No, I’m not talking about soldiers with sniper rifles on every corner, in case you hadn’t guessed; that was hyperbole. These guys and gals, let’s not forget the gals, have a much more appalling weapon of choice: phlegm.
As you walk down the street at any time of day or night you can hear the priming of a weapon, a throaty sound, guttural and hacking, like someone speaking Slavic with a sore throat, and you know it’s coming. You feel the fear bunch your shoulders and the unease tighten your stomach, desperately listening for the puwhtuh as the projectile flies from its barrel, so you can check for any casualties.
During the frantic checking you notice that you’ve never been hit. Not once in my 6 months here in Korea, have I ever been hit by a round of friendly fire, nor unfriendly fire for that matter. Hence why I’ve conferred the title of sharpshooter unto their worthy shoulders, their aim is next to impeccable.
So who are these unnamed anonymous artillery? Where do they come from and why? I do not have all the answers (as much as I profess such knowledge) to these questions. There is not a single answer to the wheres or whys, but as for who, now there’s a question I can answer!
In short, nearly everyone you see is potentially a highly-skilled sharpshooter. Most often it’s the old men, or ajoshi as they are know, and you can spot them wearing gaudy hiking shirts of Lycra and matching trousers. Alternatively, they wear navy pants and a short-sleeve shirt, the uniform of over 60s the world over.
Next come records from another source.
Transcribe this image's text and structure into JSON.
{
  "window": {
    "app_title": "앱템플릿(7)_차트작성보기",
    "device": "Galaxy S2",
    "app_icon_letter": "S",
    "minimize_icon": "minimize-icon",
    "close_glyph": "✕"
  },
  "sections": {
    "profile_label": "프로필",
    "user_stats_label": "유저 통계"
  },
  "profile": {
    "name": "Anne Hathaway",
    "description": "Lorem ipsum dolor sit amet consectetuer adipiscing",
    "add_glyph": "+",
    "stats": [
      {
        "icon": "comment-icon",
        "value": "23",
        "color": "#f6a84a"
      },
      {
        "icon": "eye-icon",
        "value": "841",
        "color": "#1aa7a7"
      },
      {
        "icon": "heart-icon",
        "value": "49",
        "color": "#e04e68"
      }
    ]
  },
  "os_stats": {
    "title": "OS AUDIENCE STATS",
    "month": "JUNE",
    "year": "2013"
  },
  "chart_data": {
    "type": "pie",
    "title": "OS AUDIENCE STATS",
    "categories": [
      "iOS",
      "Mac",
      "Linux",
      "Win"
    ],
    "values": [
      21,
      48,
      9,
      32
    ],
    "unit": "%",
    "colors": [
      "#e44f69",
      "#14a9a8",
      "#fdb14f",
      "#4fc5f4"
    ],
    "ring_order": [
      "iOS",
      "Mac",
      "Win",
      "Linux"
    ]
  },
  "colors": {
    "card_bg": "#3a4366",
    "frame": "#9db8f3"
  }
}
Other men also have a predilection to gobbing all over the street, young men, business men, school boys. It’s almost as if having the male appendage is reliant solely on a man’s ability to spit with precision.
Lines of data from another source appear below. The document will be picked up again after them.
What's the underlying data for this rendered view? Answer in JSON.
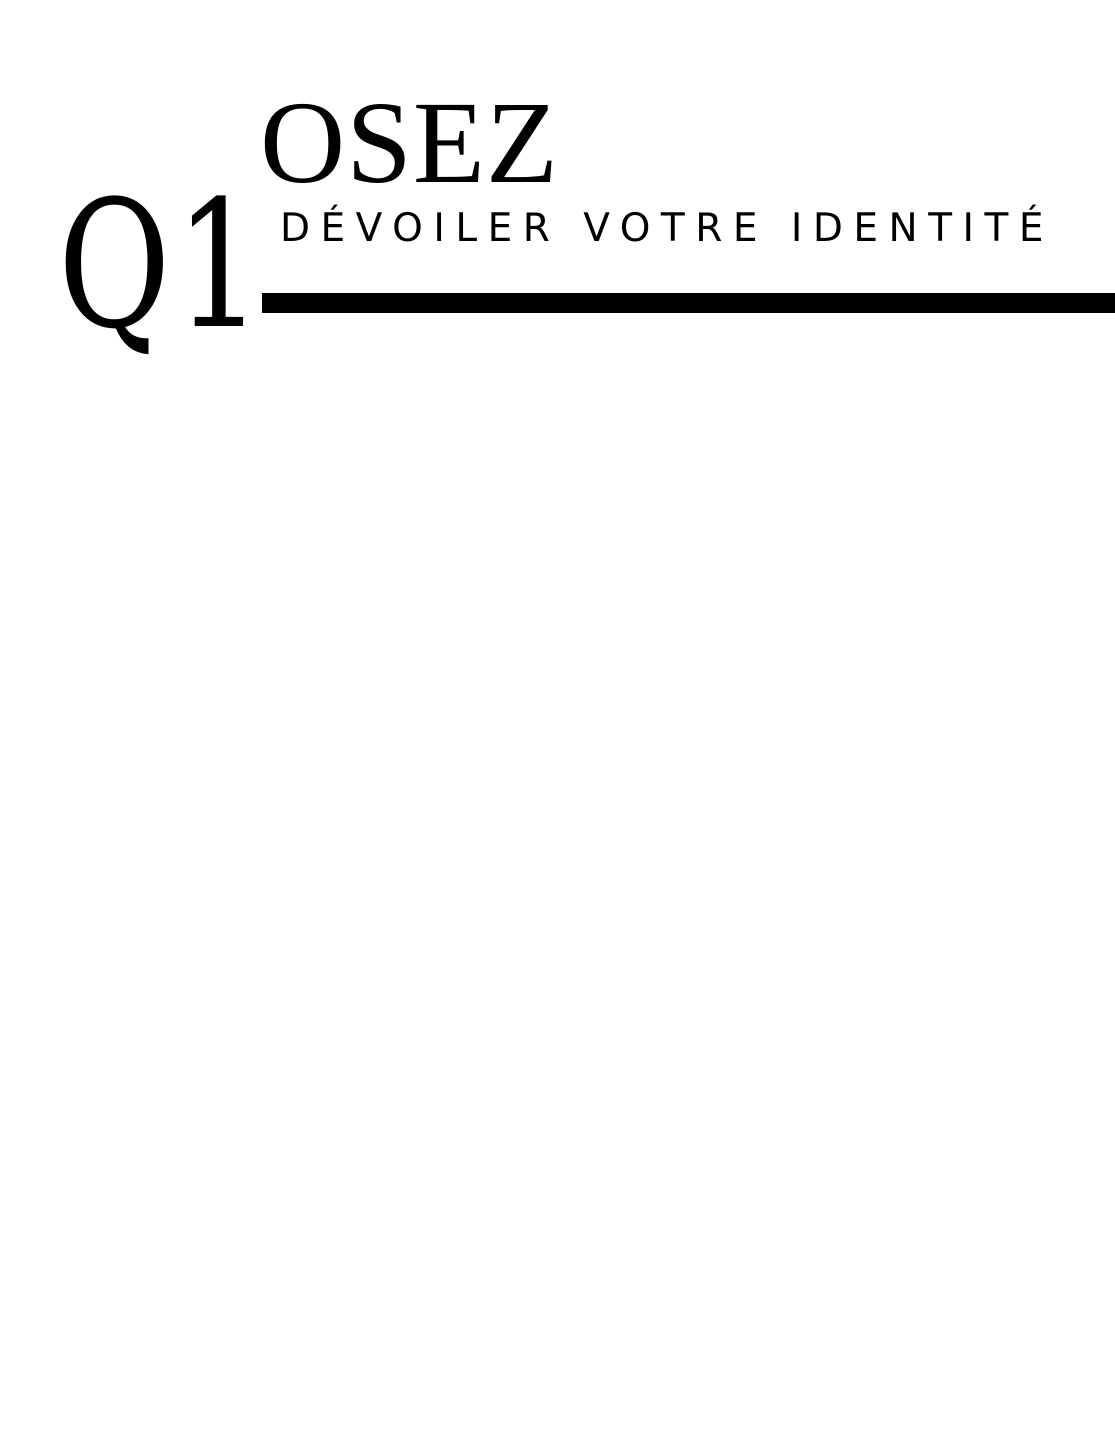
{
  "heading": {
    "number": "Q1",
    "title": "OSEZ",
    "subtitle": "DÉVOILER VOTRE IDENTITÉ"
  },
  "colors": {
    "text": "#000000",
    "background": "#ffffff",
    "rule": "#000000"
  }
}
More surprising than men firing chunks of lung onto the street is the women who also do likewise. Female sharps are less common than their male counterparts, but they are no less proficient at hitting the target at 100 meters!
Now, at first this was among the most different of things about Korea, but as time has passed I’ve grown accustomed to it. No longer do my teeth clench, nor my jaw tighten when I hear the loading of the barrel. In fact, I almost don’t notice the sound and remnants of a target session as a cheerfully walk to work, or the store, or the subway.
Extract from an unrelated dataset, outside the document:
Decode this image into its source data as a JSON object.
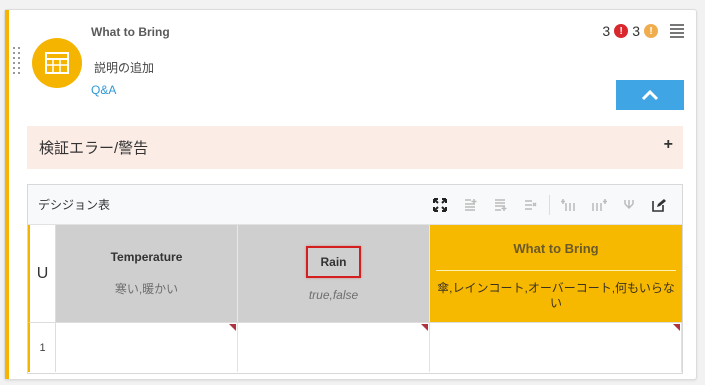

That said, when I nearly slipped on one of the sidewalk oysters, left behind by one of the gunmen, like a scattered pellet from a rifle, I did think to my self “Don’t they know they will spread TB this way?”. Admittedly this is a throwback to a lesson bet into us by a loving, yet vehemently anti-spitting, principal in primary school, but so far this lesson has yet to come in handy just yet!